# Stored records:
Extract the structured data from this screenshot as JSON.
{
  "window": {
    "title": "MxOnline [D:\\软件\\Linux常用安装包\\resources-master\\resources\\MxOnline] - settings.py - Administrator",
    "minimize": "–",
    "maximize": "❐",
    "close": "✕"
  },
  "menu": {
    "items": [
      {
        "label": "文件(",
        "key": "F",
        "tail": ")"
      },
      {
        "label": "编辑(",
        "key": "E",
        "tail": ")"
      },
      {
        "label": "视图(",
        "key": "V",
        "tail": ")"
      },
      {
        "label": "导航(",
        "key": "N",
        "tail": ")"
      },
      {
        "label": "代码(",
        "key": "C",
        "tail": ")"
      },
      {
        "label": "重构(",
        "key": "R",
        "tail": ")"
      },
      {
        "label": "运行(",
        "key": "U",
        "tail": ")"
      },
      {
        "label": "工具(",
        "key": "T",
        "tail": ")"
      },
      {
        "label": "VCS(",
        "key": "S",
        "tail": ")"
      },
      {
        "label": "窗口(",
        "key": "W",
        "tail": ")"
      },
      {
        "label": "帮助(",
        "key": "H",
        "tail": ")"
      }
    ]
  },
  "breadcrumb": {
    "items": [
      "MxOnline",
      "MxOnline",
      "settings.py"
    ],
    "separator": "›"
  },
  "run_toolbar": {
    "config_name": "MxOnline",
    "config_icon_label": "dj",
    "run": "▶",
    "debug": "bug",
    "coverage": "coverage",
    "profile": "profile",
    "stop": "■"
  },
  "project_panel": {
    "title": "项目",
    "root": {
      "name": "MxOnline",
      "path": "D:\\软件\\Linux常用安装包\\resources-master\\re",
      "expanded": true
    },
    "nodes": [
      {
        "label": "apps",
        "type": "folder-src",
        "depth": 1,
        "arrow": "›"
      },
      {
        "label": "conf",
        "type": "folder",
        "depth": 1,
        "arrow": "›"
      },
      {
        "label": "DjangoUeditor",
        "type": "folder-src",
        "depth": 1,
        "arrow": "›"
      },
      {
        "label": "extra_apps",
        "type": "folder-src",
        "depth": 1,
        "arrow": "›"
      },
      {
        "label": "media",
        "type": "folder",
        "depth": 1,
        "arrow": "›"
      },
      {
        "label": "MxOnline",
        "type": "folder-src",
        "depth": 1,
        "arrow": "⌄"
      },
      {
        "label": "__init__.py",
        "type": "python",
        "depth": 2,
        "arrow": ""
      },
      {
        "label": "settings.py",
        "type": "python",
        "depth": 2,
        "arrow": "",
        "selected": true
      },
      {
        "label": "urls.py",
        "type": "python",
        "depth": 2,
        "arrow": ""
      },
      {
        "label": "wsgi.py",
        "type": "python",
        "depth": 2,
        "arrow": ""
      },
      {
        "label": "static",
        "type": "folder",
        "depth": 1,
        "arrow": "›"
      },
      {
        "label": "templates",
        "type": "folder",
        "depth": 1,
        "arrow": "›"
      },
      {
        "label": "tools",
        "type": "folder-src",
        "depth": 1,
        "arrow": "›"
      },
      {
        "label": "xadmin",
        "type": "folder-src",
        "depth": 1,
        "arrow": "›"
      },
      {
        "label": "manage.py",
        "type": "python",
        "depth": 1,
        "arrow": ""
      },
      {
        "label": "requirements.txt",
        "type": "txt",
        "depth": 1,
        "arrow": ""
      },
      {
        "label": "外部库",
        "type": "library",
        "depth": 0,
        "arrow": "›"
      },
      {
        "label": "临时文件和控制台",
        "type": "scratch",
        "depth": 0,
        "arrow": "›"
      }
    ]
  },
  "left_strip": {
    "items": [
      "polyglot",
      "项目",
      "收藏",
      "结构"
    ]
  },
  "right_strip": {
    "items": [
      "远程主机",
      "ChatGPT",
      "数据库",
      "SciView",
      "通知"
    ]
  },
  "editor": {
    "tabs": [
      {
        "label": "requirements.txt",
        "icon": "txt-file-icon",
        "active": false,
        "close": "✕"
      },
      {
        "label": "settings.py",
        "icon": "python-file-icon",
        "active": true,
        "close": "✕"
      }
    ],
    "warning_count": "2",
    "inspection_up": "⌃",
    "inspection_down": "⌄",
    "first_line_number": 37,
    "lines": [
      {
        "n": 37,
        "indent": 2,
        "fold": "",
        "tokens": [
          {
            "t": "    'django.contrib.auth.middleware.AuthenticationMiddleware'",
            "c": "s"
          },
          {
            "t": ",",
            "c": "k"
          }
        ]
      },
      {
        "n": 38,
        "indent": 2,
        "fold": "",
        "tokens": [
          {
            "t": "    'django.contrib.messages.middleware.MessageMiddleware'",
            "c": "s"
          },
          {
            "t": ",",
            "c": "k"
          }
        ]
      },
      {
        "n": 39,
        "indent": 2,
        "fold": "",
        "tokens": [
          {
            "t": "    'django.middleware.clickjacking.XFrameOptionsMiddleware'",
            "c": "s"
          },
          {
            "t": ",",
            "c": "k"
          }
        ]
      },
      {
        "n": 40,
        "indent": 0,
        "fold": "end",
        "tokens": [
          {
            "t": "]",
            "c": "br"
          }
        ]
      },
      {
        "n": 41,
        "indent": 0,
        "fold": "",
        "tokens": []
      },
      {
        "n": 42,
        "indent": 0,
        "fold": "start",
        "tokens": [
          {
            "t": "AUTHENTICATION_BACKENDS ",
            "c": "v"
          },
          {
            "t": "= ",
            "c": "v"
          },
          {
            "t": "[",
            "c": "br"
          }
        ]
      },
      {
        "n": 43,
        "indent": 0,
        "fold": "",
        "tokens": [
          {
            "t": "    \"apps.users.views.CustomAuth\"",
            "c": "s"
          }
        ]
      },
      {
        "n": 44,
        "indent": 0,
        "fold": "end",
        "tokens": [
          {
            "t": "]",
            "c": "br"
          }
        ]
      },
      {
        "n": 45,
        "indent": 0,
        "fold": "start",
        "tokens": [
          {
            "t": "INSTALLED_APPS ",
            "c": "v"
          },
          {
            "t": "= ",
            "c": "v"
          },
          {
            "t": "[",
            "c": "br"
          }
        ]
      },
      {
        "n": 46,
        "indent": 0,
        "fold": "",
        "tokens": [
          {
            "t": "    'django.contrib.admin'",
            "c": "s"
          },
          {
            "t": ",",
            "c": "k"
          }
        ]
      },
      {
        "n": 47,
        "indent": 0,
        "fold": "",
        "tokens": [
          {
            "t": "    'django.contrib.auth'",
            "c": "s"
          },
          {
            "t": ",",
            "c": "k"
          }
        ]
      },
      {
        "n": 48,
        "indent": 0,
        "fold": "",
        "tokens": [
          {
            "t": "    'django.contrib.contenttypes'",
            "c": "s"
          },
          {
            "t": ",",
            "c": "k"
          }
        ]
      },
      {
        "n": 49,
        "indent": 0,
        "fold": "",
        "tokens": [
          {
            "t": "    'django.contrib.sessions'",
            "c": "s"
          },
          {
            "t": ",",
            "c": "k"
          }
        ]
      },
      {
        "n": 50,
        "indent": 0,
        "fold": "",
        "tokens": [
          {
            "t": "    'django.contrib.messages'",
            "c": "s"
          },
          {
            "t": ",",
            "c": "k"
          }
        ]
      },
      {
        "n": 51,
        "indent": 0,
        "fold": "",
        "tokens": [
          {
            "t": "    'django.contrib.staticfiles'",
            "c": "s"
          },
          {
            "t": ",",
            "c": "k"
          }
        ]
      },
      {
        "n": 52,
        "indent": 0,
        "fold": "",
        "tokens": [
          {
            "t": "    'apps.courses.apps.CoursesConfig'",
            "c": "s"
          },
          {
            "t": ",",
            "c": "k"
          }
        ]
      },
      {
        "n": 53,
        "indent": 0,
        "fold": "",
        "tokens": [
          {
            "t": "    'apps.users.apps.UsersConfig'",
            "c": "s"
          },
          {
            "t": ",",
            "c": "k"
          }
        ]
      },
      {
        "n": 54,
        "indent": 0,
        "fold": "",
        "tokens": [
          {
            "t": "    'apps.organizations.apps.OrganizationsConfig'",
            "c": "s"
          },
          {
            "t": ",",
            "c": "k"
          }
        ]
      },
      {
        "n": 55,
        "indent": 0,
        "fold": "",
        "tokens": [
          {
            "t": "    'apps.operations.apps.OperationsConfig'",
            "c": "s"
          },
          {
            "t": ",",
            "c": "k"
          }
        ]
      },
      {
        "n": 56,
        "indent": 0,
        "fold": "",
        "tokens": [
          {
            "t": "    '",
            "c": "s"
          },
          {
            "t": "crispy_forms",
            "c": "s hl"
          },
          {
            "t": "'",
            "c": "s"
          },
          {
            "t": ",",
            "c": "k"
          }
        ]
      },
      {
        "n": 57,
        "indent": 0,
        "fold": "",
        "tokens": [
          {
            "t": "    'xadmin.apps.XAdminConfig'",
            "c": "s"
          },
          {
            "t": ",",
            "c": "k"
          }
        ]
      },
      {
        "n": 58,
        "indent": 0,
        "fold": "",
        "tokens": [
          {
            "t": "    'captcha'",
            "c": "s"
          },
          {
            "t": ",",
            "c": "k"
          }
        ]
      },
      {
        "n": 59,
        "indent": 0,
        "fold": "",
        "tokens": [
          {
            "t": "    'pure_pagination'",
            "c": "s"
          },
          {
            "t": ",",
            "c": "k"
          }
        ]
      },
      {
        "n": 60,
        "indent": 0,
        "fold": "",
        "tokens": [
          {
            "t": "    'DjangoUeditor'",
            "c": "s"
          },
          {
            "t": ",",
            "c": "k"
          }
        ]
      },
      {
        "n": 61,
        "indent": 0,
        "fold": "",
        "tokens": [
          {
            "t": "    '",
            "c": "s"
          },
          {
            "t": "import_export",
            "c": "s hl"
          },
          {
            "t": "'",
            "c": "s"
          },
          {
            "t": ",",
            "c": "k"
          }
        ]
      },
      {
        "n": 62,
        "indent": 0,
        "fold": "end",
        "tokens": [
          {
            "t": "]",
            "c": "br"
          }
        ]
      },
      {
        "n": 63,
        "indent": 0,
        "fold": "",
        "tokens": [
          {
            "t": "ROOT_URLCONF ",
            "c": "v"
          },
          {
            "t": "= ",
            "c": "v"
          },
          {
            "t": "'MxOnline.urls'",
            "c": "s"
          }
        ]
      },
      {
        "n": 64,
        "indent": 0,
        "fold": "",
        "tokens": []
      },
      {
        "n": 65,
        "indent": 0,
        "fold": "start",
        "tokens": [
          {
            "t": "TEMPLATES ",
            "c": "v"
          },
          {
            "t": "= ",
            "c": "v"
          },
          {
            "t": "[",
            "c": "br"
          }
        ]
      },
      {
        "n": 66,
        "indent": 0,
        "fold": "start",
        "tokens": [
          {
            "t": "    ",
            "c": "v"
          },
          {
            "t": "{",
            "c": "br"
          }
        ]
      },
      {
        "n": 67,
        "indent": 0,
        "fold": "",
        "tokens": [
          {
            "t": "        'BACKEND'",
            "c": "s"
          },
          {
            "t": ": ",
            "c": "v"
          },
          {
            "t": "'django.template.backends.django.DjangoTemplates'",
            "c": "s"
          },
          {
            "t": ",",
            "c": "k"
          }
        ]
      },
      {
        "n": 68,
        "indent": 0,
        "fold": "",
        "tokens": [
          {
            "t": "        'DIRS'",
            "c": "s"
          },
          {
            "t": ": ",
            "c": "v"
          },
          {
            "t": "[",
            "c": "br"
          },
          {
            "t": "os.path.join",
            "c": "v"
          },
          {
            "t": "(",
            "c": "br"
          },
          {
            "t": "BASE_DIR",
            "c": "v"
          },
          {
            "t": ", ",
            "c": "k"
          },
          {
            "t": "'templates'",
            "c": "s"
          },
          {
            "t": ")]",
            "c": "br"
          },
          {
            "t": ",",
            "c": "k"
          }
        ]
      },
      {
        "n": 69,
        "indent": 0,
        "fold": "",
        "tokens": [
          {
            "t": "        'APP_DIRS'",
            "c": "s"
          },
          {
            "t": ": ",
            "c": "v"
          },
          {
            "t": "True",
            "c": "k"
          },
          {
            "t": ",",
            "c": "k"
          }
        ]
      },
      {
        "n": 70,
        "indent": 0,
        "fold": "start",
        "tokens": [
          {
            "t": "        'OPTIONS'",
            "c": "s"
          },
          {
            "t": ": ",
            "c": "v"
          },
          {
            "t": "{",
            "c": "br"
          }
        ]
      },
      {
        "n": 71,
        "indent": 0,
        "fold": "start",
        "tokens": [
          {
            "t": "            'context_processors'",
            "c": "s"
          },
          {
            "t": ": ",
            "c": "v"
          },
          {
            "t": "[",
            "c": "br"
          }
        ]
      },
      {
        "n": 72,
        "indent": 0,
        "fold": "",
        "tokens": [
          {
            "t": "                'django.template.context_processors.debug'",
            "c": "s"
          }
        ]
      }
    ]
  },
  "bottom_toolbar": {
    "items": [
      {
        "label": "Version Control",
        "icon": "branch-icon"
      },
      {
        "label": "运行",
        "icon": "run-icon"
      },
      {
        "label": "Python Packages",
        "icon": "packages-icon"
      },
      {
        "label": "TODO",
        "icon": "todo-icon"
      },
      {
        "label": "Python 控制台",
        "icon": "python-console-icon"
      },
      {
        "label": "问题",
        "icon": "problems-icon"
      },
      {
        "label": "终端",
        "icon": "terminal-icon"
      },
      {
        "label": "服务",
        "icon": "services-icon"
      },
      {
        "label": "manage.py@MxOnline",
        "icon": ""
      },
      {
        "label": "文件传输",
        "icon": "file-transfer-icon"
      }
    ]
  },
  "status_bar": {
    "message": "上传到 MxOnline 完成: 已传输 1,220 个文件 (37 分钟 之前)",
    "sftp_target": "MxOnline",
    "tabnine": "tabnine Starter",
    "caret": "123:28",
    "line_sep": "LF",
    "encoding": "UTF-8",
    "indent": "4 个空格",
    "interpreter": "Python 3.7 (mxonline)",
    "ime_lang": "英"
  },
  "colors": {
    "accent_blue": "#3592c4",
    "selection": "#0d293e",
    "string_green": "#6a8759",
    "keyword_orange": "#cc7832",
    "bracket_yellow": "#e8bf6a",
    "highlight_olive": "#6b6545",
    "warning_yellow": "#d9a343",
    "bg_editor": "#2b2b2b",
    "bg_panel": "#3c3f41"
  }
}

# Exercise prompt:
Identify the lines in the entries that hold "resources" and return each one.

# Final answer:
    "title": "MxOnline [D:\\软件\\Linux常用安装包\\resources-master\\resources\\MxOnline] - settings.py - Administrator",
      "path": "D:\\软件\\Linux常用安装包\\resources-master\\re",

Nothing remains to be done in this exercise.